**Work request**
Your answer should be every line of the entries that has the string "normal" in it.

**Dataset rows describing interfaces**
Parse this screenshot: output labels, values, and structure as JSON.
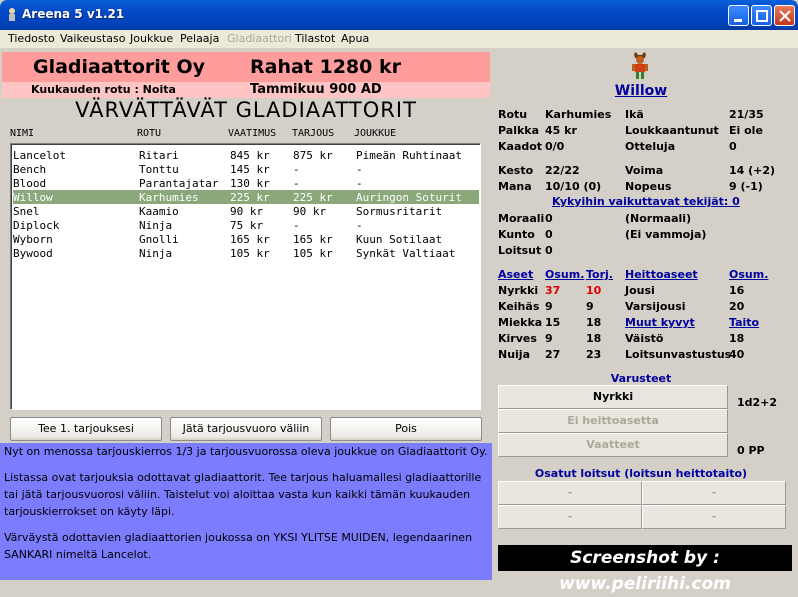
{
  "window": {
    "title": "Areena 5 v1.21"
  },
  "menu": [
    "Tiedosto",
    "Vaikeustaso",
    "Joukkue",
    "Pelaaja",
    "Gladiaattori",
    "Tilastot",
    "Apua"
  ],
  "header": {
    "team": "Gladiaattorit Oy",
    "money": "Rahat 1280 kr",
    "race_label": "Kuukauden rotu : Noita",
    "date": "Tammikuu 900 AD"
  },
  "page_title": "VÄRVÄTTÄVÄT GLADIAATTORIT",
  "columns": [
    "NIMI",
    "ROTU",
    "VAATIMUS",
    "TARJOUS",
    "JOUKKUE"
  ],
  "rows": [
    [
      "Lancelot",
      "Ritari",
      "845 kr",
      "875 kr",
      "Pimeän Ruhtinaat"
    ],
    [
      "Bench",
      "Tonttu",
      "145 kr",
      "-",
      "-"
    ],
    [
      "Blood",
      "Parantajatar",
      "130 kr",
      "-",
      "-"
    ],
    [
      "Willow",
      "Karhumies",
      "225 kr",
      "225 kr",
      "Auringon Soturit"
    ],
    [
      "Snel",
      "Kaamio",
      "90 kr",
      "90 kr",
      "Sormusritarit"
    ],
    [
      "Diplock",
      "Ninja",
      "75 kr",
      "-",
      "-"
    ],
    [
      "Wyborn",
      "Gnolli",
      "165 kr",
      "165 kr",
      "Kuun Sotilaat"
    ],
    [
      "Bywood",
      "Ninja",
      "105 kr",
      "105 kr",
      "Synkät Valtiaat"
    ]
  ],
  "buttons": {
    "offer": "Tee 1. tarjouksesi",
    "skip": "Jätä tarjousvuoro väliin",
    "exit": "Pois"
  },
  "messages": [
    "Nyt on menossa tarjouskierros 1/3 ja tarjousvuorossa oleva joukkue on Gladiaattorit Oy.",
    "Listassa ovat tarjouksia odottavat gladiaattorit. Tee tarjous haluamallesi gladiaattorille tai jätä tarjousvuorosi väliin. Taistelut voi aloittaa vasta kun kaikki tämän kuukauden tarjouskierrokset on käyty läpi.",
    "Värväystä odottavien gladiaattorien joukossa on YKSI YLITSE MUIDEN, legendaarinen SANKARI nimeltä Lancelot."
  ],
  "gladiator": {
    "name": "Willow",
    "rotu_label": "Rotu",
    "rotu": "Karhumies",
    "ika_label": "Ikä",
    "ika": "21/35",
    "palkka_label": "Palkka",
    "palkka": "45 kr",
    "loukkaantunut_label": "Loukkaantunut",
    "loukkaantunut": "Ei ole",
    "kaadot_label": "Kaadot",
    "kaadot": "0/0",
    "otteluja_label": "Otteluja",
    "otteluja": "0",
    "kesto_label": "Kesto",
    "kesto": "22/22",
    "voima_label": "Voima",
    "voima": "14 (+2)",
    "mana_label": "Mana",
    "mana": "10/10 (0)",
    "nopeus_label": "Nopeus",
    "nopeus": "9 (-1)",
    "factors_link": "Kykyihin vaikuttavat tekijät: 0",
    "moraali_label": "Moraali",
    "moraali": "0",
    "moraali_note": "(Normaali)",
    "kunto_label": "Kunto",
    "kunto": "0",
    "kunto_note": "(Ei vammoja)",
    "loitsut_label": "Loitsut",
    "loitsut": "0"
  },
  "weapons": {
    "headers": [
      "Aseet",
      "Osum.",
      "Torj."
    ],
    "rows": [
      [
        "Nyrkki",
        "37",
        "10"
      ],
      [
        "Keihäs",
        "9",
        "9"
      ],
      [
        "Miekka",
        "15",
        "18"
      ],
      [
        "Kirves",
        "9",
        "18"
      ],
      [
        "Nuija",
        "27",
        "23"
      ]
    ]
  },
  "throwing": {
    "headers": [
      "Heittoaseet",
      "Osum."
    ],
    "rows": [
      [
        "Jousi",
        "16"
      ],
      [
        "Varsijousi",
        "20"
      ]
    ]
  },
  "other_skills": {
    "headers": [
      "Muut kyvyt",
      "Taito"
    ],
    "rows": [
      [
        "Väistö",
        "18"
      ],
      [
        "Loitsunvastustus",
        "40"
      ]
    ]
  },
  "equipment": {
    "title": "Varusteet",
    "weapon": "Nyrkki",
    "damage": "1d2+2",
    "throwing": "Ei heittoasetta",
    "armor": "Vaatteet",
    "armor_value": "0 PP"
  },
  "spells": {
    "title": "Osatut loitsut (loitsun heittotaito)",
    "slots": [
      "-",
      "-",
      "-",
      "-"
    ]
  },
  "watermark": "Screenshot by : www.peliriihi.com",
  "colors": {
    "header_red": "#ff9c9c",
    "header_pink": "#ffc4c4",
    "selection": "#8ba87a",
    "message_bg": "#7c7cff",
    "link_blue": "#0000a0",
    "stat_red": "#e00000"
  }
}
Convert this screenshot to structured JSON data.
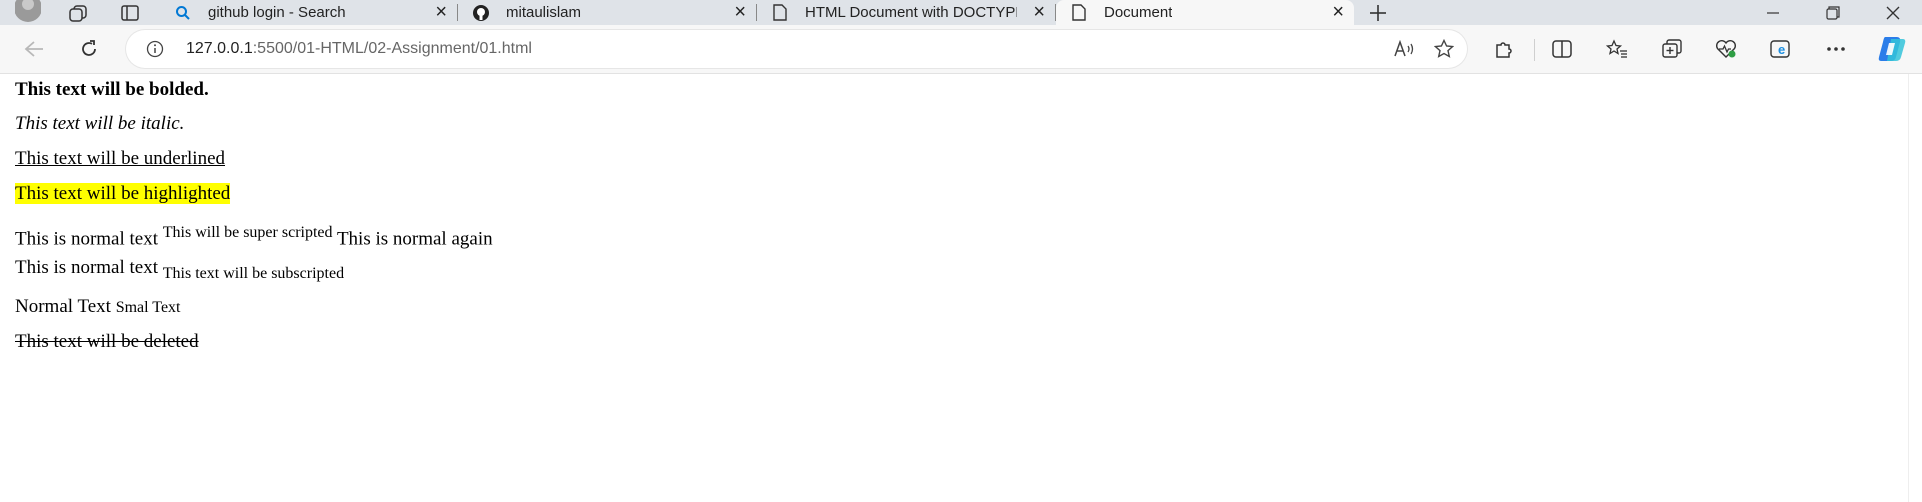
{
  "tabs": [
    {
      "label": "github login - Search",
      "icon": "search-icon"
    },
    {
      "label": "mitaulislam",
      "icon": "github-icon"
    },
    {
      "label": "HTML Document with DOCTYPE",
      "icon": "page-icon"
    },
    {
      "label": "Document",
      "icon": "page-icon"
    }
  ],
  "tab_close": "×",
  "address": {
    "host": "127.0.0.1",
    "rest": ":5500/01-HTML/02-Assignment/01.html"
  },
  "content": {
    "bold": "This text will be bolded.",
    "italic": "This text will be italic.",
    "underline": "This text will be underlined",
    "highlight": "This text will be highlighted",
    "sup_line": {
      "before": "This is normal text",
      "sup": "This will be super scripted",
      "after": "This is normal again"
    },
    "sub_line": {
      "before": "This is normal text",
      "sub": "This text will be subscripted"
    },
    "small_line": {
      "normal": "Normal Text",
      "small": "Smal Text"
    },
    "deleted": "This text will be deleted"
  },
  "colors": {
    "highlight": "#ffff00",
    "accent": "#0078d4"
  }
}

**Response to the exercise**
      "before": "This is normal text",
      "after": "This is normal again"
      "before": "This is normal text",
      "normal": "Normal Text",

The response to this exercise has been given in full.